--- START ---
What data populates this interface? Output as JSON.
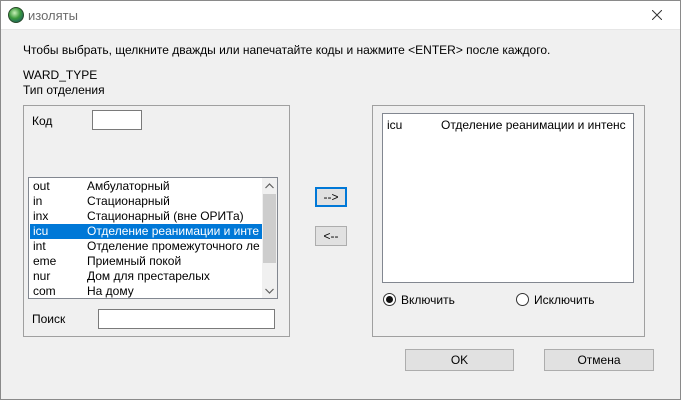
{
  "window": {
    "title": "изоляты",
    "close_icon": "close-icon"
  },
  "instruction": "Чтобы выбрать, щелкните дважды или напечатайте коды и нажмите <ENTER> после каждого.",
  "field": {
    "code": "WARD_TYPE",
    "description": "Тип отделения"
  },
  "left": {
    "code_label": "Код",
    "code_value": "",
    "search_label": "Поиск",
    "search_value": "",
    "items": [
      {
        "code": "out",
        "desc": "Амбулаторный",
        "selected": false
      },
      {
        "code": "in",
        "desc": "Стационарный",
        "selected": false
      },
      {
        "code": "inx",
        "desc": "Стационарный (вне ОРИТа)",
        "selected": false
      },
      {
        "code": "icu",
        "desc": "Отделение реанимации и инте",
        "selected": true
      },
      {
        "code": "int",
        "desc": "Отделение промежуточного ле",
        "selected": false
      },
      {
        "code": "eme",
        "desc": "Приемный покой",
        "selected": false
      },
      {
        "code": "nur",
        "desc": "Дом для престарелых",
        "selected": false
      },
      {
        "code": "com",
        "desc": "На дому",
        "selected": false
      }
    ]
  },
  "buttons": {
    "add": "-->",
    "remove": "<--",
    "ok": "OK",
    "cancel": "Отмена"
  },
  "right": {
    "selected_items": [
      {
        "code": "icu",
        "desc": "Отделение реанимации и интенс"
      }
    ],
    "include_label": "Включить",
    "exclude_label": "Исключить",
    "include_checked": true
  },
  "colors": {
    "selection": "#0078d7",
    "window_bg": "#f0f0f0"
  }
}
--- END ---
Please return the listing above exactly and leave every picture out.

What data populates this interface? Output as JSON.
{
  "window": {
    "title": "изоляты",
    "close_icon": "close-icon"
  },
  "instruction": "Чтобы выбрать, щелкните дважды или напечатайте коды и нажмите <ENTER> после каждого.",
  "field": {
    "code": "WARD_TYPE",
    "description": "Тип отделения"
  },
  "left": {
    "code_label": "Код",
    "code_value": "",
    "search_label": "Поиск",
    "search_value": "",
    "items": [
      {
        "code": "out",
        "desc": "Амбулаторный",
        "selected": false
      },
      {
        "code": "in",
        "desc": "Стационарный",
        "selected": false
      },
      {
        "code": "inx",
        "desc": "Стационарный (вне ОРИТа)",
        "selected": false
      },
      {
        "code": "icu",
        "desc": "Отделение реанимации и инте",
        "selected": true
      },
      {
        "code": "int",
        "desc": "Отделение промежуточного ле",
        "selected": false
      },
      {
        "code": "eme",
        "desc": "Приемный покой",
        "selected": false
      },
      {
        "code": "nur",
        "desc": "Дом для престарелых",
        "selected": false
      },
      {
        "code": "com",
        "desc": "На дому",
        "selected": false
      }
    ]
  },
  "buttons": {
    "add": "-->",
    "remove": "<--",
    "ok": "OK",
    "cancel": "Отмена"
  },
  "right": {
    "selected_items": [
      {
        "code": "icu",
        "desc": "Отделение реанимации и интенс"
      }
    ],
    "include_label": "Включить",
    "exclude_label": "Исключить",
    "include_checked": true
  },
  "colors": {
    "selection": "#0078d7",
    "window_bg": "#f0f0f0"
  }
}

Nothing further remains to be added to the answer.